When it comes to the intersection of health and climate change, Pope Francis has warned about the dangerous health impacts climate change and pollution have. By reducing carbon emissions, health care facilities can directly improve the health of their patients and communities. In 2016 and 2017, Mercy Health’s sustainability efforts led to more than $1 million in savings and avoiding the waste of the equivalent of 300,000 bottles of water.
Recognizing that its environmental impact extends beyond its health care facilities, Mercy Health has taken critical steps to make more sustainable purchasing decisions. Working with MindClick’s Healthcare Sustainable Purchasing Index (HCSP) gives Mercy Health information about the sustainability of the products it purchases, including the amount of postconsumer recycled content used to manufacture the product, how it is packaged and how energy intensive it is to manufacture the product. Using this information has enabled Mercy Health to reduce the greenhouse gas emissions of its purchases, by helping them pick suppliers that share their vision of caring for creation.
Mercy Health’s sustainability efforts also address the environment through building and campus design, including construction and demolition. Construction incorporates flowers and plants and energy efficient features in appropriate spaces. For example, the roof of Mercy Health – West Hospital in Cincinnati was Ohio’s largest (2.5 acres) “green” roof with 65,000 native, drought-resistant plants when it was first built in 2013. Green roofs can help regulate the temperature of underlying roof surfaces and building interiors, reducing the energy needed for building cooling and cooling the surrounding air temperatures.
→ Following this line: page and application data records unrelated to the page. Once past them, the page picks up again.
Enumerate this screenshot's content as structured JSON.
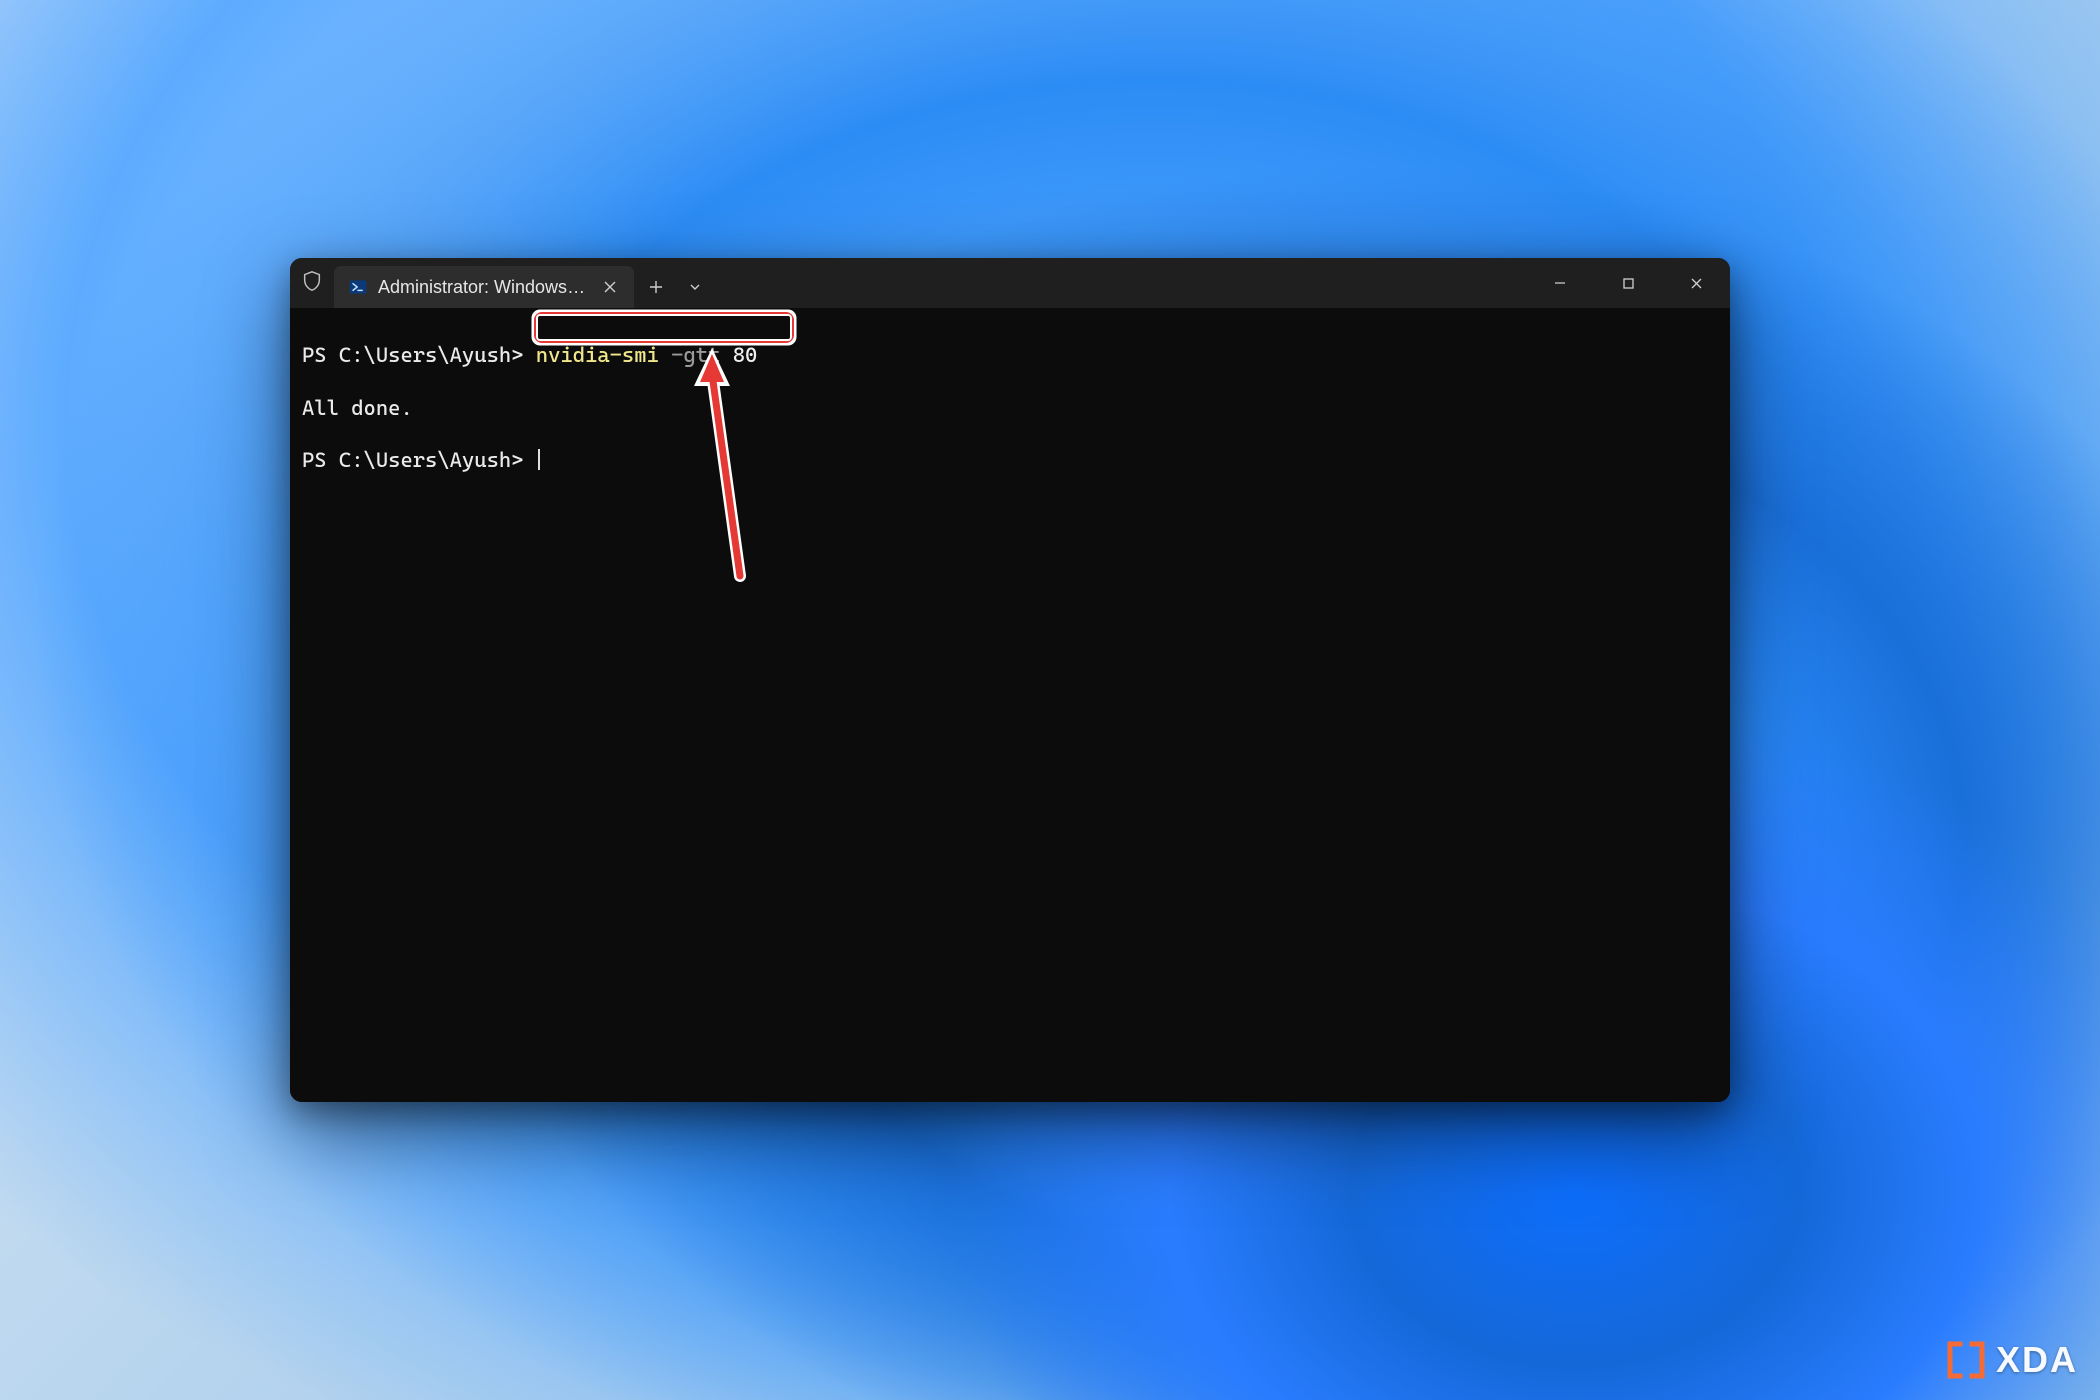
{
  "titlebar": {
    "tab_title": "Administrator: Windows Powe",
    "icons": {
      "shield": "shield-icon",
      "powershell": "powershell-icon",
      "close_tab": "close-icon",
      "new_tab": "plus-icon",
      "dropdown": "chevron-down-icon",
      "minimize": "minimize-icon",
      "maximize": "maximize-icon",
      "close_win": "close-icon"
    }
  },
  "terminal": {
    "lines": [
      {
        "prompt": "PS C:\\Users\\Ayush>",
        "cmd_exe": "nvidia-smi",
        "cmd_flag": "-gtt",
        "cmd_arg": "80"
      },
      {
        "text": "All done."
      },
      {
        "prompt": "PS C:\\Users\\Ayush>",
        "cursor": true
      }
    ]
  },
  "annotation": {
    "highlight_target": "nvidia-smi -gtt 80",
    "arrow_color": "#e53935",
    "arrow_stroke": "#ffffff"
  },
  "watermark": {
    "text": "XDA",
    "bracket_color": "#ff6a2b"
  }
}
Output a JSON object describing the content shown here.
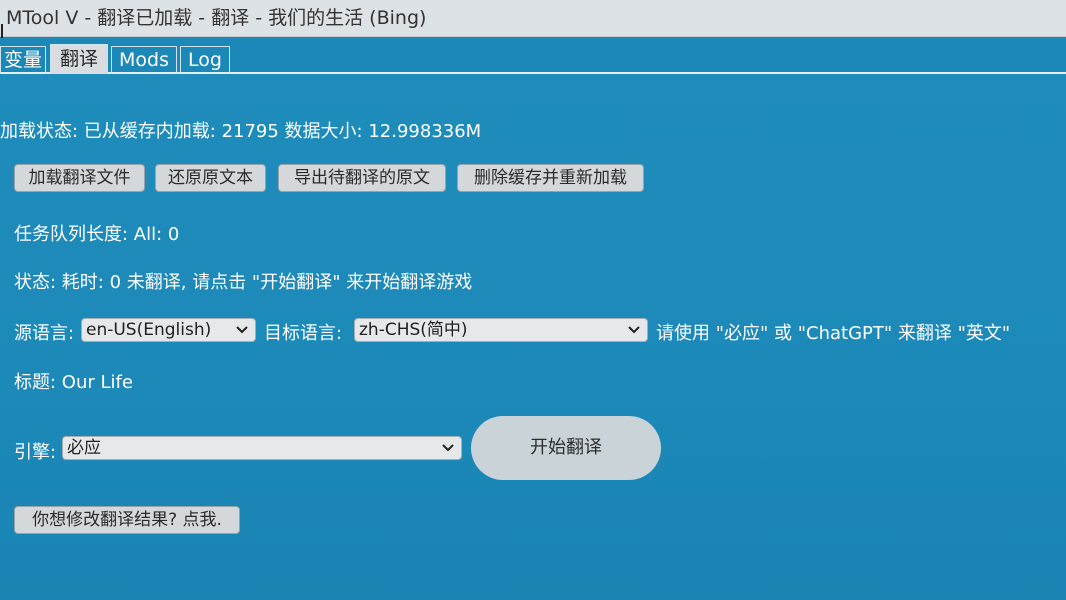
{
  "window": {
    "title": "MTool V - 翻译已加载 - 翻译 - 我们的生活 (Bing)"
  },
  "tabs": [
    {
      "label": "变量",
      "active": false
    },
    {
      "label": "翻译",
      "active": true
    },
    {
      "label": "Mods",
      "active": false
    },
    {
      "label": "Log",
      "active": false
    }
  ],
  "load_status": "加载状态: 已从缓存内加载: 21795 数据大小: 12.998336M",
  "buttons": {
    "load_file": "加载翻译文件",
    "restore": "还原原文本",
    "export": "导出待翻译的原文",
    "delete_reload": "删除缓存并重新加载"
  },
  "queue_length": "任务队列长度: All: 0",
  "status_text": "状态: 耗时: 0 未翻译, 请点击 \"开始翻译\" 来开始翻译游戏",
  "language": {
    "source_label": "源语言:",
    "source_value": "en-US(English)",
    "target_label": "目标语言:",
    "target_value": "zh-CHS(简中)",
    "hint": "请使用 \"必应\" 或 \"ChatGPT\" 来翻译 \"英文\""
  },
  "title_line": "标题: Our Life",
  "engine": {
    "label": "引擎:",
    "value": "必应"
  },
  "start_button": "开始翻译",
  "edit_button": "你想修改翻译结果? 点我.",
  "colors": {
    "background": "#1d8ab8",
    "button": "#d4d8db",
    "pill": "#c9d3d8"
  }
}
When Mercy Health’s Home Office was constructed in 2016, it added to the environment with the planting of 417 trees, 992 shrubs, and 1228 perennials where an unused parking lot was located before.
Examples of energy efficient features contributing to sustainability include the 125-patient bed tower at Mercy Health - St. Elizabeth Boardman Hospital in Youngstown. The tower has doubled the facility size, but only increased energy use by 43 percent, from 68 million kBtu's (222 kBtu's/sq. ft.) to 97 million kBtu's (200 kBtu's/sq. ft.). An estimated 80 percent of all construction waste at the facility was recycled, including concrete, block, wood, gypsum, asphalt, steel, plastic, shingles, masonry, cardboard, and brick, soil, paper and fabric debris. Mercy Health – Anderson Hospital in Cincinnati used shredded jeans in the new tower walls, reducing noise up to 80 dBA. Materials from the demolition of the D’Youville Educational Building on the Mercy Health - St. Vincent campus in Toledo were also recycled and reused, ultimately diverting 8000 tons of concrete and steel from the landfill. Recycling both reduces the use of virgin materials and reduces waste, which in turn reduces greenhouse gas emissions that contribute to climate change.
In the future, Mercy Health plans to further refine EPP practices, continue to support green operations (practices), review energy and water opportunities (e.g., water valves, HVAC, LED, etc.), and review food and nutrition sourcing (e.g., opting for locally sourced menu items, reusable straws, etc.) to reduce the harmful effects of climate change and in turn create a healthier society for everyone.